** Listed records follows **
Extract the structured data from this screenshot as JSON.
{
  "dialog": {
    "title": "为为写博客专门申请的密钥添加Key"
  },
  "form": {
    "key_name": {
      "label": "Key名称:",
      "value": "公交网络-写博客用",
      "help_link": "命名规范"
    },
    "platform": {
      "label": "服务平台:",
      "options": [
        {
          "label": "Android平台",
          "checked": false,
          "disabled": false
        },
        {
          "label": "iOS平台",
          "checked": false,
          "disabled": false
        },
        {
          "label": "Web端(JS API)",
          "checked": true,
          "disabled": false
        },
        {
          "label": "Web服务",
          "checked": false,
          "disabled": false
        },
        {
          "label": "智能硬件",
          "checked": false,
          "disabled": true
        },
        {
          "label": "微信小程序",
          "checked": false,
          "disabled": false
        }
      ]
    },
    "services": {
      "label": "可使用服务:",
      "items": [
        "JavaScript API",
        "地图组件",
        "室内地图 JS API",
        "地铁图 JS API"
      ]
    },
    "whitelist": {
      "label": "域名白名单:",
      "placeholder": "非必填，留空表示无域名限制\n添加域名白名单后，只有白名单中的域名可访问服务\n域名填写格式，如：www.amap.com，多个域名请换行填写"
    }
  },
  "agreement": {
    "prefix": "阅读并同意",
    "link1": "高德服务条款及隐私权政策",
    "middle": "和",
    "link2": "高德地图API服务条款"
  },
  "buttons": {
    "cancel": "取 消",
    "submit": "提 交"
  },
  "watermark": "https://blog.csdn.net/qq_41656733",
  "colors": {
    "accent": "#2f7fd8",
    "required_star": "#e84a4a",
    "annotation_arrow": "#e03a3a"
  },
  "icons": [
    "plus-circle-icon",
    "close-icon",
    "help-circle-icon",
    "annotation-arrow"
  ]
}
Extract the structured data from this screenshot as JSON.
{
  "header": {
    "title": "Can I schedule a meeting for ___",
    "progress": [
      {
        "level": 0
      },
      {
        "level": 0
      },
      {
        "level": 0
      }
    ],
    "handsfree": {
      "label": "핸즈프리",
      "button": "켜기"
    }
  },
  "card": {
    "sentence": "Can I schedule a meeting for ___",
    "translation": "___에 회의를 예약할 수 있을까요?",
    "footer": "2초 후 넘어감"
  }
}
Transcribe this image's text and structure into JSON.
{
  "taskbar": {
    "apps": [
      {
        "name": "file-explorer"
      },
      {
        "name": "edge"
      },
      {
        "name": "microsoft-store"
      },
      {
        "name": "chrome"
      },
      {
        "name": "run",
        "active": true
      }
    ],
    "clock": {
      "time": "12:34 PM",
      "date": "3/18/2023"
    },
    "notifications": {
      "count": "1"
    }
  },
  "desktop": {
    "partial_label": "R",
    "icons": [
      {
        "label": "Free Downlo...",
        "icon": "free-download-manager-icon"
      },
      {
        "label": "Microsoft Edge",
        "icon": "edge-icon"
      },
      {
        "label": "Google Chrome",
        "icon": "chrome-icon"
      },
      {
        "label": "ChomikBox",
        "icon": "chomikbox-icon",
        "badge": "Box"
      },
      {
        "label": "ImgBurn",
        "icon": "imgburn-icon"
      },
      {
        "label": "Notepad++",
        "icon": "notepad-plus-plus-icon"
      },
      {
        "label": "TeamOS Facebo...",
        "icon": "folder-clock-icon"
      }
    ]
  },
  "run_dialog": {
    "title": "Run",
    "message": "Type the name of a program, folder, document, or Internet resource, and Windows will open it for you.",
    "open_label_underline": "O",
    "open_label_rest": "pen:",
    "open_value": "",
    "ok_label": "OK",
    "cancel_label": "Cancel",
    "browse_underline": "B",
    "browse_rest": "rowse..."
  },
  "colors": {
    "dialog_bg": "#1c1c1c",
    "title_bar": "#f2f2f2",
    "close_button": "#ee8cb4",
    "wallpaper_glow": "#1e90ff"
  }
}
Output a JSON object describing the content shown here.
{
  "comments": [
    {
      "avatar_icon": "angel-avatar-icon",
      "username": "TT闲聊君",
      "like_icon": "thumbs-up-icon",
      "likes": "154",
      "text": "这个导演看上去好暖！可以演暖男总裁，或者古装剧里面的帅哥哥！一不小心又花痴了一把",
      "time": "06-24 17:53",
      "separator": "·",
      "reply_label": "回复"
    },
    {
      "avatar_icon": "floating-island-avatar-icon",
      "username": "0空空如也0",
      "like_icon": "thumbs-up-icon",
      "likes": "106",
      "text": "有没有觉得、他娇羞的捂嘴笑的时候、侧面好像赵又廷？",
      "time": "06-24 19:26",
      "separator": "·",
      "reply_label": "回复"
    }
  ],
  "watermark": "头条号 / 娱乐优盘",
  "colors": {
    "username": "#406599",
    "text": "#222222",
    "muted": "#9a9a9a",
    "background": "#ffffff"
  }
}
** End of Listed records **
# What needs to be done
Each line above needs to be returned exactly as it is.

# Response area
Extract the structured data from this screenshot as JSON.
{
  "dialog": {
    "title": "为为写博客专门申请的密钥添加Key"
  },
  "form": {
    "key_name": {
      "label": "Key名称:",
      "value": "公交网络-写博客用",
      "help_link": "命名规范"
    },
    "platform": {
      "label": "服务平台:",
      "options": [
        {
          "label": "Android平台",
          "checked": false,
          "disabled": false
        },
        {
          "label": "iOS平台",
          "checked": false,
          "disabled": false
        },
        {
          "label": "Web端(JS API)",
          "checked": true,
          "disabled": false
        },
        {
          "label": "Web服务",
          "checked": false,
          "disabled": false
        },
        {
          "label": "智能硬件",
          "checked": false,
          "disabled": true
        },
        {
          "label": "微信小程序",
          "checked": false,
          "disabled": false
        }
      ]
    },
    "services": {
      "label": "可使用服务:",
      "items": [
        "JavaScript API",
        "地图组件",
        "室内地图 JS API",
        "地铁图 JS API"
      ]
    },
    "whitelist": {
      "label": "域名白名单:",
      "placeholder": "非必填，留空表示无域名限制\n添加域名白名单后，只有白名单中的域名可访问服务\n域名填写格式，如：www.amap.com，多个域名请换行填写"
    }
  },
  "agreement": {
    "prefix": "阅读并同意",
    "link1": "高德服务条款及隐私权政策",
    "middle": "和",
    "link2": "高德地图API服务条款"
  },
  "buttons": {
    "cancel": "取 消",
    "submit": "提 交"
  },
  "watermark": "https://blog.csdn.net/qq_41656733",
  "colors": {
    "accent": "#2f7fd8",
    "required_star": "#e84a4a",
    "annotation_arrow": "#e03a3a"
  },
  "icons": [
    "plus-circle-icon",
    "close-icon",
    "help-circle-icon",
    "annotation-arrow"
  ]
}
Extract the structured data from this screenshot as JSON.
{
  "header": {
    "title": "Can I schedule a meeting for ___",
    "progress": [
      {
        "level": 0
      },
      {
        "level": 0
      },
      {
        "level": 0
      }
    ],
    "handsfree": {
      "label": "핸즈프리",
      "button": "켜기"
    }
  },
  "card": {
    "sentence": "Can I schedule a meeting for ___",
    "translation": "___에 회의를 예약할 수 있을까요?",
    "footer": "2초 후 넘어감"
  }
}
Transcribe this image's text and structure into JSON.
{
  "taskbar": {
    "apps": [
      {
        "name": "file-explorer"
      },
      {
        "name": "edge"
      },
      {
        "name": "microsoft-store"
      },
      {
        "name": "chrome"
      },
      {
        "name": "run",
        "active": true
      }
    ],
    "clock": {
      "time": "12:34 PM",
      "date": "3/18/2023"
    },
    "notifications": {
      "count": "1"
    }
  },
  "desktop": {
    "partial_label": "R",
    "icons": [
      {
        "label": "Free Downlo...",
        "icon": "free-download-manager-icon"
      },
      {
        "label": "Microsoft Edge",
        "icon": "edge-icon"
      },
      {
        "label": "Google Chrome",
        "icon": "chrome-icon"
      },
      {
        "label": "ChomikBox",
        "icon": "chomikbox-icon",
        "badge": "Box"
      },
      {
        "label": "ImgBurn",
        "icon": "imgburn-icon"
      },
      {
        "label": "Notepad++",
        "icon": "notepad-plus-plus-icon"
      },
      {
        "label": "TeamOS Facebo...",
        "icon": "folder-clock-icon"
      }
    ]
  },
  "run_dialog": {
    "title": "Run",
    "message": "Type the name of a program, folder, document, or Internet resource, and Windows will open it for you.",
    "open_label_underline": "O",
    "open_label_rest": "pen:",
    "open_value": "",
    "ok_label": "OK",
    "cancel_label": "Cancel",
    "browse_underline": "B",
    "browse_rest": "rowse..."
  },
  "colors": {
    "dialog_bg": "#1c1c1c",
    "title_bar": "#f2f2f2",
    "close_button": "#ee8cb4",
    "wallpaper_glow": "#1e90ff"
  }
}
Output a JSON object describing the content shown here.
{
  "comments": [
    {
      "avatar_icon": "angel-avatar-icon",
      "username": "TT闲聊君",
      "like_icon": "thumbs-up-icon",
      "likes": "154",
      "text": "这个导演看上去好暖！可以演暖男总裁，或者古装剧里面的帅哥哥！一不小心又花痴了一把",
      "time": "06-24 17:53",
      "separator": "·",
      "reply_label": "回复"
    },
    {
      "avatar_icon": "floating-island-avatar-icon",
      "username": "0空空如也0",
      "like_icon": "thumbs-up-icon",
      "likes": "106",
      "text": "有没有觉得、他娇羞的捂嘴笑的时候、侧面好像赵又廷？",
      "time": "06-24 19:26",
      "separator": "·",
      "reply_label": "回复"
    }
  ],
  "watermark": "头条号 / 娱乐优盘",
  "colors": {
    "username": "#406599",
    "text": "#222222",
    "muted": "#9a9a9a",
    "background": "#ffffff"
  }
}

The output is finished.